Edward I followed the new example and was also buried in Westminster Abbey but this time in a very grand but austere tomb. You can still see it today. This king, you may recall, was the vanquisher of Braveheart and a stern but effective ruler. His tomb was opened in 1774 during a rather morbid and gothic phase of grave inspecting that titillated posh society. The king was found to be ‘richly habited, adorned with ensigns of royalty, and almost entire’. At another tomb opening around that time, of a medieval knight, one of the high society people decided to taste the remains of the Middle Ages warrior. Ugh!
Edward II – the last king to preside over the Templars came to a grisly end. Reputedly homosexual, though one can argue that with many historians, it’s alleged that his wife and her lover had him executed with a red hot poker placed somewhere I’d rather not mention! His body was buried in an abbey that then became a place of pilgrimage, in spite of his reputation. In fact, he was so popular in death that the abbey expanded to become Gloucester Cathedral. It’s claimed the presence of his remains stopped Henry VIII shutting the place down but as it didn’t stop him dissolving the other two abbeys I mentioned, I wonder if that’s really true.
I have always loved historical maps – they never give a wholly accurate view of what the reality was on the ground but they’re fascinating to pore over.
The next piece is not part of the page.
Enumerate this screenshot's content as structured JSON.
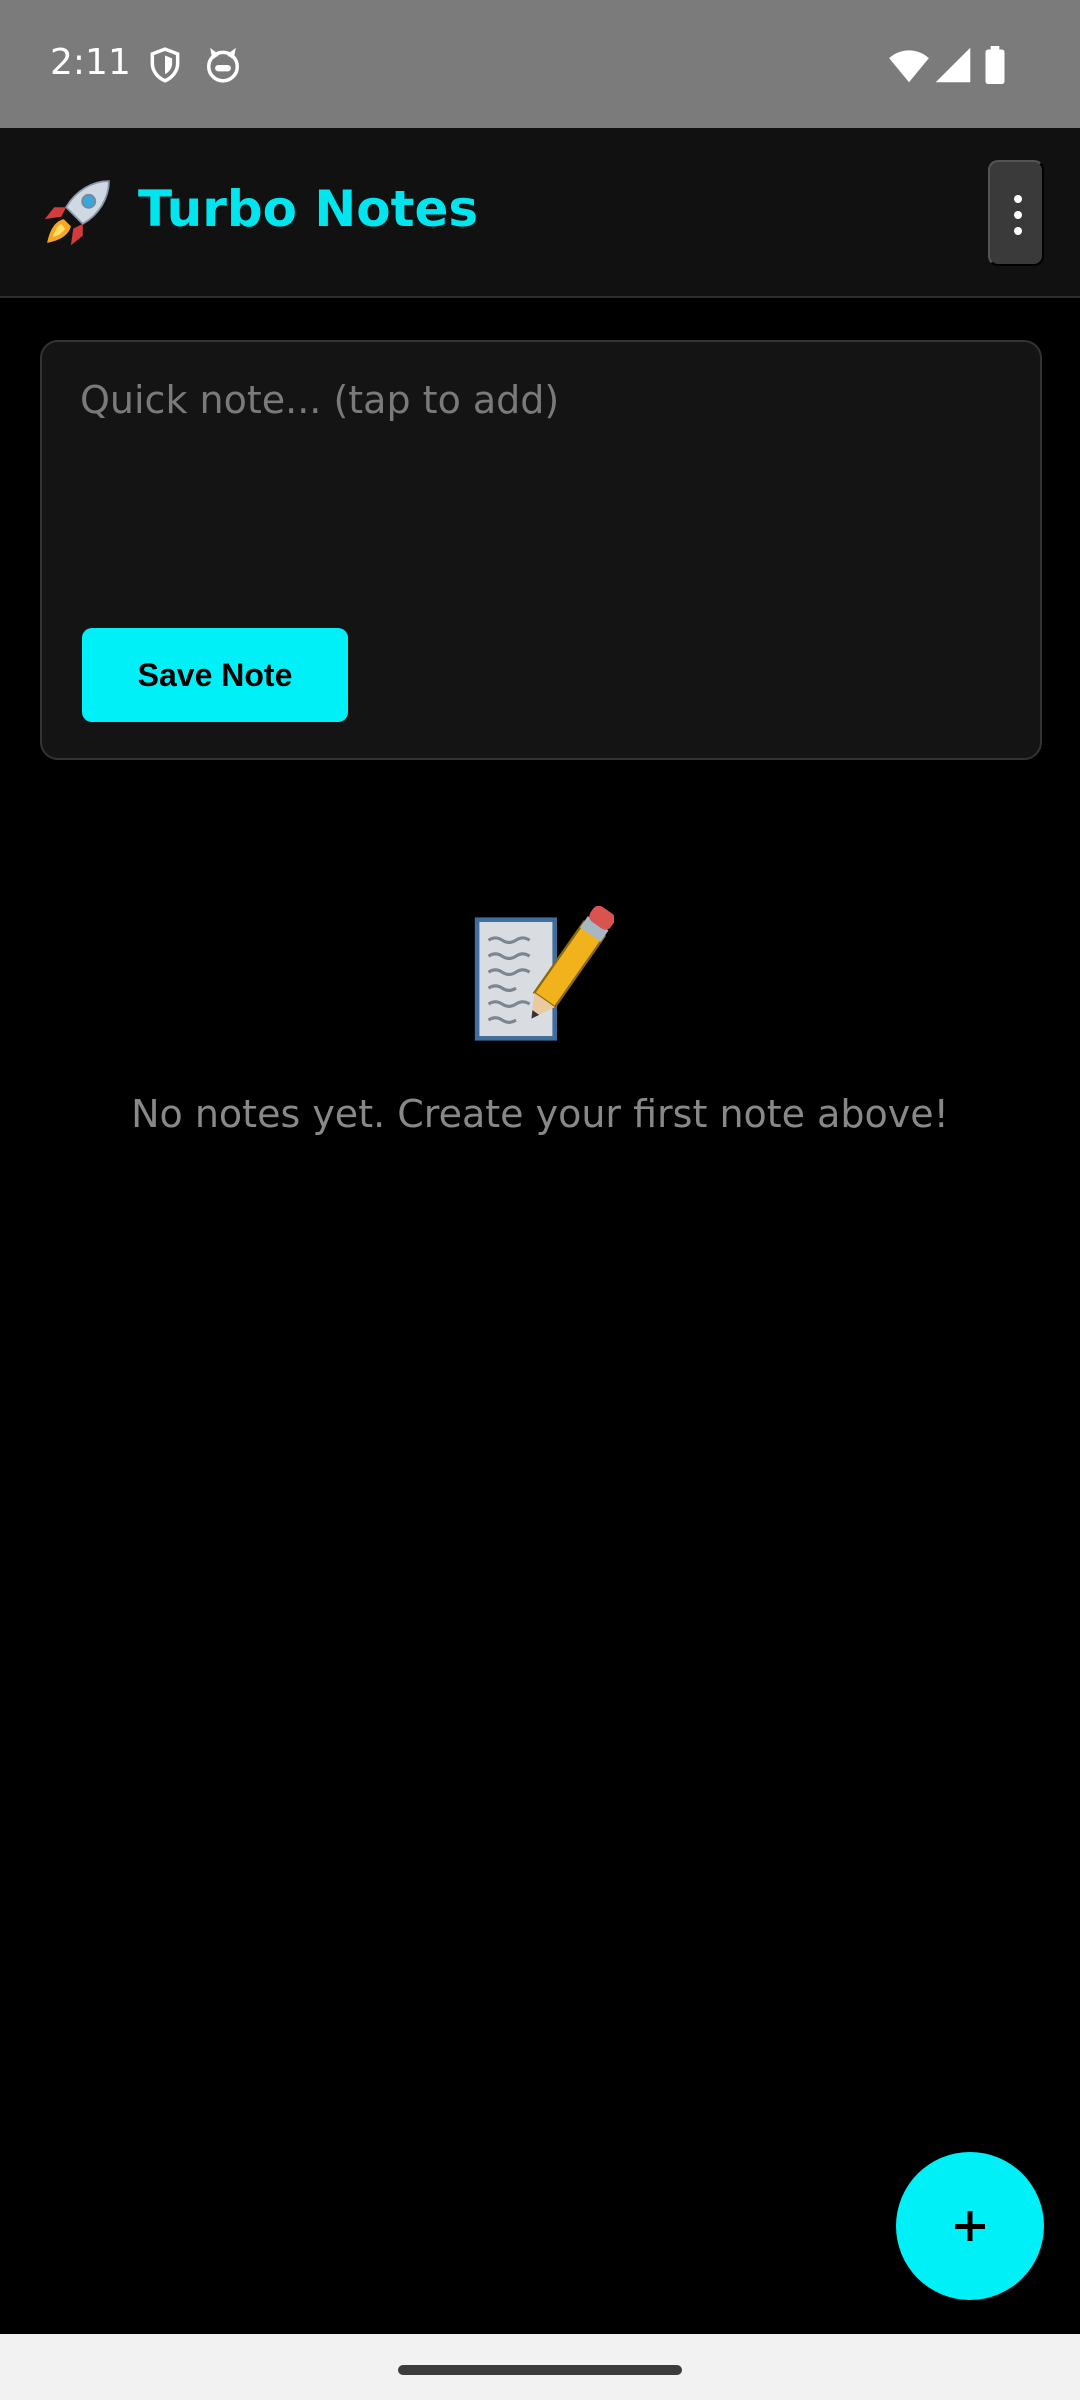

And here are some images of Europe and the Middle East at the time of the Knights Templar. What a different world they present!
Going from left to right across Europe, these maps reveal the tempestuous political climate of the period. The Norman aristocracy of England had begun its slow invasion of Ireland as you can see by a smattering of pink on the east coast, Wales and Scotland were still independent and the English crown still claimed vast swathes of what is now France.
The Iberian peninsula is even more striking. Half of it was still under Islamic control – having been completely invaded in the year 711CE. Christian kingdoms like Leon, Castille, Portugal as well as Aragon and Navarre had begun the ‘Reconquest‘ aided by crusaders and Templars from all over Europe.
Central Europe was dominated by the Germanic Holy Roman Empire that stretched down into northern Italy meeting the Norman controlled southern half of the boot. Venice was independent and increasingly challenged the fading power of the Byzantine Empire – which it would eventually deal a huge blow against in the Fourth Crusade of 1204.
Beyond the Byzantines – the Greek speaking inheritor of the eastern Roman empire centred on Constantinople – was the encroaching realms of the Seljuk Turks. The Seljuks had become the dominant force in the Islamic Middle East and would crush crusader controlled Edessa in 1144.